- _Task item_
Repeat every record exactly as written.

[App and web page records]
********************

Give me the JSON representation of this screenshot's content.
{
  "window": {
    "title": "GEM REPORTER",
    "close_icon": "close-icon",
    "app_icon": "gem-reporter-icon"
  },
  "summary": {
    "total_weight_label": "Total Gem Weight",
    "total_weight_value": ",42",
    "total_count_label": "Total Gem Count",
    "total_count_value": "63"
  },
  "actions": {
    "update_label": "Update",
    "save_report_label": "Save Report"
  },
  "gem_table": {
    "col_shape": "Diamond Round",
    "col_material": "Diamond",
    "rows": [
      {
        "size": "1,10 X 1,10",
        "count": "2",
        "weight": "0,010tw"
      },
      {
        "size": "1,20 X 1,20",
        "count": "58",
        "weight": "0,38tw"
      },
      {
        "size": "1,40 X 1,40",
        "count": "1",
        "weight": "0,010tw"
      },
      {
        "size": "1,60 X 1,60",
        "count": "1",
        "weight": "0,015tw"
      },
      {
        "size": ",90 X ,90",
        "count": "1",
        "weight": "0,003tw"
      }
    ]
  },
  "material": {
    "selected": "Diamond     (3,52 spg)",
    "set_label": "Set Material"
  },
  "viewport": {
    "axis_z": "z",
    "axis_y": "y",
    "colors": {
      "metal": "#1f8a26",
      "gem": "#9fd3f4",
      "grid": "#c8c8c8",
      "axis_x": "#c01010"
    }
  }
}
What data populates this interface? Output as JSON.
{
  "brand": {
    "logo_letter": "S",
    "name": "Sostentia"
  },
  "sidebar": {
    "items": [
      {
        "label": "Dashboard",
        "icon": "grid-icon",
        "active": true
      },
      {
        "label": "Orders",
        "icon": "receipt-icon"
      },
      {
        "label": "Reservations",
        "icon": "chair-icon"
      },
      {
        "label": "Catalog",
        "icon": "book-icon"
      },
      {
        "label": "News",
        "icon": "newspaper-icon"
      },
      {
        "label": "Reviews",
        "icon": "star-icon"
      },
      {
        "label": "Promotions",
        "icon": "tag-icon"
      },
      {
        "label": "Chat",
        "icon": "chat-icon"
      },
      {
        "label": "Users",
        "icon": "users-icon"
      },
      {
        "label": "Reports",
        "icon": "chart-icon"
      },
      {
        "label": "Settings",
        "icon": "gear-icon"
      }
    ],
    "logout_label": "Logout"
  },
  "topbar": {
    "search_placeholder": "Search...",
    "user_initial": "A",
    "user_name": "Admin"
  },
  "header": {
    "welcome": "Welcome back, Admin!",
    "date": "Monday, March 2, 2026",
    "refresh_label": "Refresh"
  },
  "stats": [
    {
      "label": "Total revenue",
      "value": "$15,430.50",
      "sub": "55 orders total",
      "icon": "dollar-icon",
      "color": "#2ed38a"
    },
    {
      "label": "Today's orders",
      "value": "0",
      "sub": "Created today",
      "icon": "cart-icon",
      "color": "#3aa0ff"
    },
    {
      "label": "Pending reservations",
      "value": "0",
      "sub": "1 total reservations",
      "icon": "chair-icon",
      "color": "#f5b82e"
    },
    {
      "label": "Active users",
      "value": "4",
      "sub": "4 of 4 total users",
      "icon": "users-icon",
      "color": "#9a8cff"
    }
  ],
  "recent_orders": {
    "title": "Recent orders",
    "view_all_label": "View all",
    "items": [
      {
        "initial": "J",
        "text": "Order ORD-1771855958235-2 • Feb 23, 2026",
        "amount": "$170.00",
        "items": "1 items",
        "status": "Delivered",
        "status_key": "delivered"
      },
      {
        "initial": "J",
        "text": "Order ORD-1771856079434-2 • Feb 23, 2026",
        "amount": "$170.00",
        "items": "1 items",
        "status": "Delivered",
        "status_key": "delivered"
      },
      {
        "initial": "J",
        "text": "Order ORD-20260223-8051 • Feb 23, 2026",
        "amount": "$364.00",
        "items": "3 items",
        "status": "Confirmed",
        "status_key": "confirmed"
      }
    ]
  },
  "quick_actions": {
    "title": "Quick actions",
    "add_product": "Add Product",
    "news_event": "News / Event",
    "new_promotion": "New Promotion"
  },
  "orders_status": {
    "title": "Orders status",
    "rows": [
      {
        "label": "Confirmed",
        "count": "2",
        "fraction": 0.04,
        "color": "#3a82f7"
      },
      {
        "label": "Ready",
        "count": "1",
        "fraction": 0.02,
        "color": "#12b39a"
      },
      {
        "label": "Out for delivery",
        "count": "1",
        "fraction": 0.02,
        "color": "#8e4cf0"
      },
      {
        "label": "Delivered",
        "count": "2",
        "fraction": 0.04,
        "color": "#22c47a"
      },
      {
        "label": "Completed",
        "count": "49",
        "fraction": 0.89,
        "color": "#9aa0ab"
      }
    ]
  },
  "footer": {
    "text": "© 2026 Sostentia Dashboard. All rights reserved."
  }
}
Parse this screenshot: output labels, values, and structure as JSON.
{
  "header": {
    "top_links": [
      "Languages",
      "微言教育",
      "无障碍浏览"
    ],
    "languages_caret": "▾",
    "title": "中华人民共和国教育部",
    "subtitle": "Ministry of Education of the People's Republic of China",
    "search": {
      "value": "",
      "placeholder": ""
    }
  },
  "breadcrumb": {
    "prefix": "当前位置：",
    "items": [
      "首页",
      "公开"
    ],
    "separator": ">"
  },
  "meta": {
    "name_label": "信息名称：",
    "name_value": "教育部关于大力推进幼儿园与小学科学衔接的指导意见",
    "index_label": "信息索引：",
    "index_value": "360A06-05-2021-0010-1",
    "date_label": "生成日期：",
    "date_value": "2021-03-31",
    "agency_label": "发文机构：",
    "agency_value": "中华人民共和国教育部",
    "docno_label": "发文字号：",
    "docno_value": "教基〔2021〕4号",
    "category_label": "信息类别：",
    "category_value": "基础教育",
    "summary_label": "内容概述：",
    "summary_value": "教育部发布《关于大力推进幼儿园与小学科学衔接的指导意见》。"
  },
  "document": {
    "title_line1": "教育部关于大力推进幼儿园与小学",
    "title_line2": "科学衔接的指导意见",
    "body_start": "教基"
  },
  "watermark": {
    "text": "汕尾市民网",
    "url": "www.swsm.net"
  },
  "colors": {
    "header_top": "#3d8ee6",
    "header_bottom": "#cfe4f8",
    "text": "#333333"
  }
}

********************

- _Reply_
Give me the JSON representation of this screenshot's content.
{
  "window": {
    "title": "GEM REPORTER",
    "close_icon": "close-icon",
    "app_icon": "gem-reporter-icon"
  },
  "summary": {
    "total_weight_label": "Total Gem Weight",
    "total_weight_value": ",42",
    "total_count_label": "Total Gem Count",
    "total_count_value": "63"
  },
  "actions": {
    "update_label": "Update",
    "save_report_label": "Save Report"
  },
  "gem_table": {
    "col_shape": "Diamond Round",
    "col_material": "Diamond",
    "rows": [
      {
        "size": "1,10 X 1,10",
        "count": "2",
        "weight": "0,010tw"
      },
      {
        "size": "1,20 X 1,20",
        "count": "58",
        "weight": "0,38tw"
      },
      {
        "size": "1,40 X 1,40",
        "count": "1",
        "weight": "0,010tw"
      },
      {
        "size": "1,60 X 1,60",
        "count": "1",
        "weight": "0,015tw"
      },
      {
        "size": ",90 X ,90",
        "count": "1",
        "weight": "0,003tw"
      }
    ]
  },
  "material": {
    "selected": "Diamond     (3,52 spg)",
    "set_label": "Set Material"
  },
  "viewport": {
    "axis_z": "z",
    "axis_y": "y",
    "colors": {
      "metal": "#1f8a26",
      "gem": "#9fd3f4",
      "grid": "#c8c8c8",
      "axis_x": "#c01010"
    }
  }
}
What data populates this interface? Output as JSON.
{
  "brand": {
    "logo_letter": "S",
    "name": "Sostentia"
  },
  "sidebar": {
    "items": [
      {
        "label": "Dashboard",
        "icon": "grid-icon",
        "active": true
      },
      {
        "label": "Orders",
        "icon": "receipt-icon"
      },
      {
        "label": "Reservations",
        "icon": "chair-icon"
      },
      {
        "label": "Catalog",
        "icon": "book-icon"
      },
      {
        "label": "News",
        "icon": "newspaper-icon"
      },
      {
        "label": "Reviews",
        "icon": "star-icon"
      },
      {
        "label": "Promotions",
        "icon": "tag-icon"
      },
      {
        "label": "Chat",
        "icon": "chat-icon"
      },
      {
        "label": "Users",
        "icon": "users-icon"
      },
      {
        "label": "Reports",
        "icon": "chart-icon"
      },
      {
        "label": "Settings",
        "icon": "gear-icon"
      }
    ],
    "logout_label": "Logout"
  },
  "topbar": {
    "search_placeholder": "Search...",
    "user_initial": "A",
    "user_name": "Admin"
  },
  "header": {
    "welcome": "Welcome back, Admin!",
    "date": "Monday, March 2, 2026",
    "refresh_label": "Refresh"
  },
  "stats": [
    {
      "label": "Total revenue",
      "value": "$15,430.50",
      "sub": "55 orders total",
      "icon": "dollar-icon",
      "color": "#2ed38a"
    },
    {
      "label": "Today's orders",
      "value": "0",
      "sub": "Created today",
      "icon": "cart-icon",
      "color": "#3aa0ff"
    },
    {
      "label": "Pending reservations",
      "value": "0",
      "sub": "1 total reservations",
      "icon": "chair-icon",
      "color": "#f5b82e"
    },
    {
      "label": "Active users",
      "value": "4",
      "sub": "4 of 4 total users",
      "icon": "users-icon",
      "color": "#9a8cff"
    }
  ],
  "recent_orders": {
    "title": "Recent orders",
    "view_all_label": "View all",
    "items": [
      {
        "initial": "J",
        "text": "Order ORD-1771855958235-2 • Feb 23, 2026",
        "amount": "$170.00",
        "items": "1 items",
        "status": "Delivered",
        "status_key": "delivered"
      },
      {
        "initial": "J",
        "text": "Order ORD-1771856079434-2 • Feb 23, 2026",
        "amount": "$170.00",
        "items": "1 items",
        "status": "Delivered",
        "status_key": "delivered"
      },
      {
        "initial": "J",
        "text": "Order ORD-20260223-8051 • Feb 23, 2026",
        "amount": "$364.00",
        "items": "3 items",
        "status": "Confirmed",
        "status_key": "confirmed"
      }
    ]
  },
  "quick_actions": {
    "title": "Quick actions",
    "add_product": "Add Product",
    "news_event": "News / Event",
    "new_promotion": "New Promotion"
  },
  "orders_status": {
    "title": "Orders status",
    "rows": [
      {
        "label": "Confirmed",
        "count": "2",
        "fraction": 0.04,
        "color": "#3a82f7"
      },
      {
        "label": "Ready",
        "count": "1",
        "fraction": 0.02,
        "color": "#12b39a"
      },
      {
        "label": "Out for delivery",
        "count": "1",
        "fraction": 0.02,
        "color": "#8e4cf0"
      },
      {
        "label": "Delivered",
        "count": "2",
        "fraction": 0.04,
        "color": "#22c47a"
      },
      {
        "label": "Completed",
        "count": "49",
        "fraction": 0.89,
        "color": "#9aa0ab"
      }
    ]
  },
  "footer": {
    "text": "© 2026 Sostentia Dashboard. All rights reserved."
  }
}
Parse this screenshot: output labels, values, and structure as JSON.
{
  "header": {
    "top_links": [
      "Languages",
      "微言教育",
      "无障碍浏览"
    ],
    "languages_caret": "▾",
    "title": "中华人民共和国教育部",
    "subtitle": "Ministry of Education of the People's Republic of China",
    "search": {
      "value": "",
      "placeholder": ""
    }
  },
  "breadcrumb": {
    "prefix": "当前位置：",
    "items": [
      "首页",
      "公开"
    ],
    "separator": ">"
  },
  "meta": {
    "name_label": "信息名称：",
    "name_value": "教育部关于大力推进幼儿园与小学科学衔接的指导意见",
    "index_label": "信息索引：",
    "index_value": "360A06-05-2021-0010-1",
    "date_label": "生成日期：",
    "date_value": "2021-03-31",
    "agency_label": "发文机构：",
    "agency_value": "中华人民共和国教育部",
    "docno_label": "发文字号：",
    "docno_value": "教基〔2021〕4号",
    "category_label": "信息类别：",
    "category_value": "基础教育",
    "summary_label": "内容概述：",
    "summary_value": "教育部发布《关于大力推进幼儿园与小学科学衔接的指导意见》。"
  },
  "document": {
    "title_line1": "教育部关于大力推进幼儿园与小学",
    "title_line2": "科学衔接的指导意见",
    "body_start": "教基"
  },
  "watermark": {
    "text": "汕尾市民网",
    "url": "www.swsm.net"
  },
  "colors": {
    "header_top": "#3d8ee6",
    "header_bottom": "#cfe4f8",
    "text": "#333333"
  }
}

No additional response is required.